**What to work on**
Select the lines below containing the word "FirPE".

Task data section start

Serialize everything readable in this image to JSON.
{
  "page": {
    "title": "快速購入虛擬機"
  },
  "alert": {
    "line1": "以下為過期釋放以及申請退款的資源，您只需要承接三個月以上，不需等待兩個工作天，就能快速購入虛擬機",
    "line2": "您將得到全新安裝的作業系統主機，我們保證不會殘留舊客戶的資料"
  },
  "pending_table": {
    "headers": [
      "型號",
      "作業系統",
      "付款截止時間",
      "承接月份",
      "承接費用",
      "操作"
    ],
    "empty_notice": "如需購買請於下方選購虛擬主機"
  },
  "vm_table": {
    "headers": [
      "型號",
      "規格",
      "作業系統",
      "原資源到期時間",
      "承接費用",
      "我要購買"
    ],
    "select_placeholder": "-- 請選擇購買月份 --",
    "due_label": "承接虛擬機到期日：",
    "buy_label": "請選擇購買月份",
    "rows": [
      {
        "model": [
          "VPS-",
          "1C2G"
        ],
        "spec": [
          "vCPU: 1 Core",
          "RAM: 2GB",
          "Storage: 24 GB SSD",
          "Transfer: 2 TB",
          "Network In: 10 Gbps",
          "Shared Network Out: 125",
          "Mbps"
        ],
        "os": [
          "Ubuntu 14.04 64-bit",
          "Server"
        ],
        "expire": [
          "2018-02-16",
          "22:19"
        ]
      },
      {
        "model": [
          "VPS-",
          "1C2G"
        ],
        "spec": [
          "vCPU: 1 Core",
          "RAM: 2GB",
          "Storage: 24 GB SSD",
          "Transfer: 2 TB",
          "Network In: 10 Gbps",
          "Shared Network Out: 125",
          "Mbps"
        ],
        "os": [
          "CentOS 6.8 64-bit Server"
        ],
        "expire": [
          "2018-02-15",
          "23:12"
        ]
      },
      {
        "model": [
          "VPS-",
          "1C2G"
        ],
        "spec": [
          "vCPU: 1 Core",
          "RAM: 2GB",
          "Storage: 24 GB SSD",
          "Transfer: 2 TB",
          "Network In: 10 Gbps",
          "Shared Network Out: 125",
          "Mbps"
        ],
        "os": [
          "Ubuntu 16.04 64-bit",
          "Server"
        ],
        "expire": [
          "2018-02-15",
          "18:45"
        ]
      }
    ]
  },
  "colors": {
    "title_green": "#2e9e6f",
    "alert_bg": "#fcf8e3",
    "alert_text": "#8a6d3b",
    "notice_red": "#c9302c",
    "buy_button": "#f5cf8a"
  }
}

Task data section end
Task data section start

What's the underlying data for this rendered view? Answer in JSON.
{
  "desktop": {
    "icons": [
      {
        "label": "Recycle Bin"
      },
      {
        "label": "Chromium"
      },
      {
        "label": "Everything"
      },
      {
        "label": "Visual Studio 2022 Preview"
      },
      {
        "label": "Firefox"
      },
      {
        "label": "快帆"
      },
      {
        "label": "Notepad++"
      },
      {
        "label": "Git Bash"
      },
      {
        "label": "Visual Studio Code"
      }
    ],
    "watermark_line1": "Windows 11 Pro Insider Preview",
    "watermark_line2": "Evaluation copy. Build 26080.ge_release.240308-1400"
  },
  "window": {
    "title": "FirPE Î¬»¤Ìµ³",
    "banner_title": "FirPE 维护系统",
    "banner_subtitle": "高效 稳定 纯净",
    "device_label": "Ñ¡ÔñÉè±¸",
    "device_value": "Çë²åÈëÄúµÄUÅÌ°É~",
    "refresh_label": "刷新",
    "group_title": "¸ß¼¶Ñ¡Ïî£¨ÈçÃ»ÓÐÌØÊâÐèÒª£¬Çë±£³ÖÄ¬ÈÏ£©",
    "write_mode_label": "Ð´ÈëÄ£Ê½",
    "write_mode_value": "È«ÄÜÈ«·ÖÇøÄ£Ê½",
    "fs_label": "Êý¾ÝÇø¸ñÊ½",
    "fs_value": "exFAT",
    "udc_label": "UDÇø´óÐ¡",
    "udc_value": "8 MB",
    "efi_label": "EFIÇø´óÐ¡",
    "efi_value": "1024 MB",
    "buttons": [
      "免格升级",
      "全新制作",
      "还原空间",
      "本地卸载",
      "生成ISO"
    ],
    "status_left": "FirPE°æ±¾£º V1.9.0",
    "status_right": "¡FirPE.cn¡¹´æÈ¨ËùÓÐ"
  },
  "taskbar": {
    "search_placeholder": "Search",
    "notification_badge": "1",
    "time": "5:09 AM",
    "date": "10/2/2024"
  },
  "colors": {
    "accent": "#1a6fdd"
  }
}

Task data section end
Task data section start

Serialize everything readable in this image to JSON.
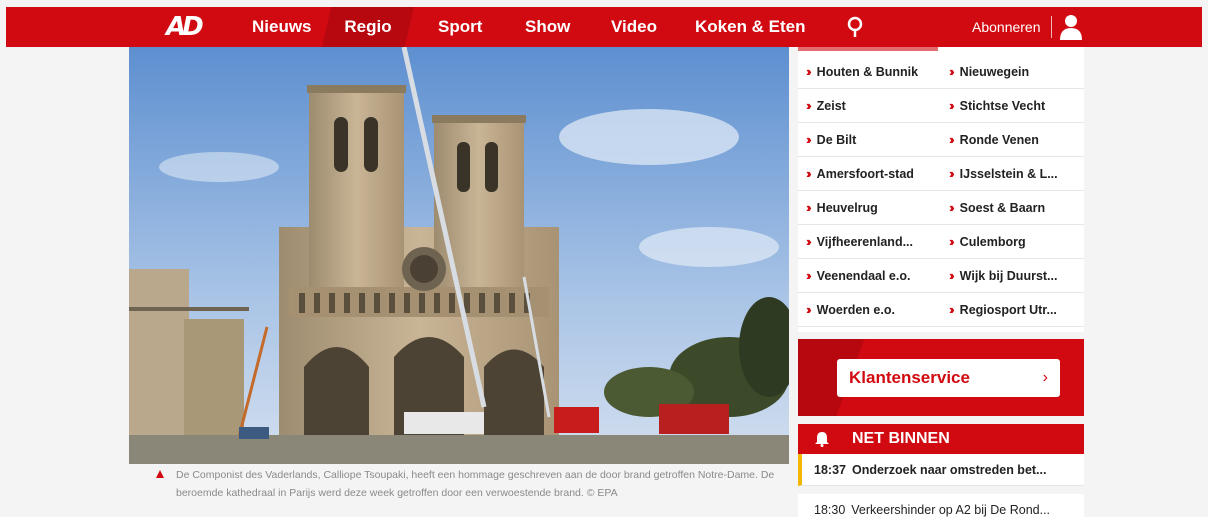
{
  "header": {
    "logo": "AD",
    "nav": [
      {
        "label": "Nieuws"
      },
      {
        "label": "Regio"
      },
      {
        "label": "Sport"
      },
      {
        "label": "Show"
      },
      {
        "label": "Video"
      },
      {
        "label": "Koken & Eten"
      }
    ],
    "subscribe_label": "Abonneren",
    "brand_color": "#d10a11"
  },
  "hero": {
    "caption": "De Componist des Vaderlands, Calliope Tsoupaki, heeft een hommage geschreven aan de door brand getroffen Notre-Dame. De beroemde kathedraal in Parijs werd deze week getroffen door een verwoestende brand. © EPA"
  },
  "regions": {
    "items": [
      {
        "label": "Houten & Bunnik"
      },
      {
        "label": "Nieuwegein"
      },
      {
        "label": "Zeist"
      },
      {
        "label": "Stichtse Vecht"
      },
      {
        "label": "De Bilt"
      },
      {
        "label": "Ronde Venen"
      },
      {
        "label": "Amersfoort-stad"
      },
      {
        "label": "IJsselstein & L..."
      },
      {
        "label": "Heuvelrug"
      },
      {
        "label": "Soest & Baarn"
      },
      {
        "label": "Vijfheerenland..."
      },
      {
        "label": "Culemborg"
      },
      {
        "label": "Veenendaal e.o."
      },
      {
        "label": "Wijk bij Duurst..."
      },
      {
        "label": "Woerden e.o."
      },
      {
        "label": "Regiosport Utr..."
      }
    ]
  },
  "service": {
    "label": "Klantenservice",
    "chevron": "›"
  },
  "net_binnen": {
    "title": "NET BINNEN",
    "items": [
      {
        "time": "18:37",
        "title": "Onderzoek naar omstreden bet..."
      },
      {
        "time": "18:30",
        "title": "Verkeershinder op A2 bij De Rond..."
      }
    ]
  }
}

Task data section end

**Written answer**
    "title": "FirPE Î¬»¤Ìµ³",
    "banner_title": "FirPE 维护系统",
    "status_left": "FirPE°æ±¾£º V1.9.0",
    "status_right": "¡FirPE.cn¡¹´æÈ¨ËùÓÐ"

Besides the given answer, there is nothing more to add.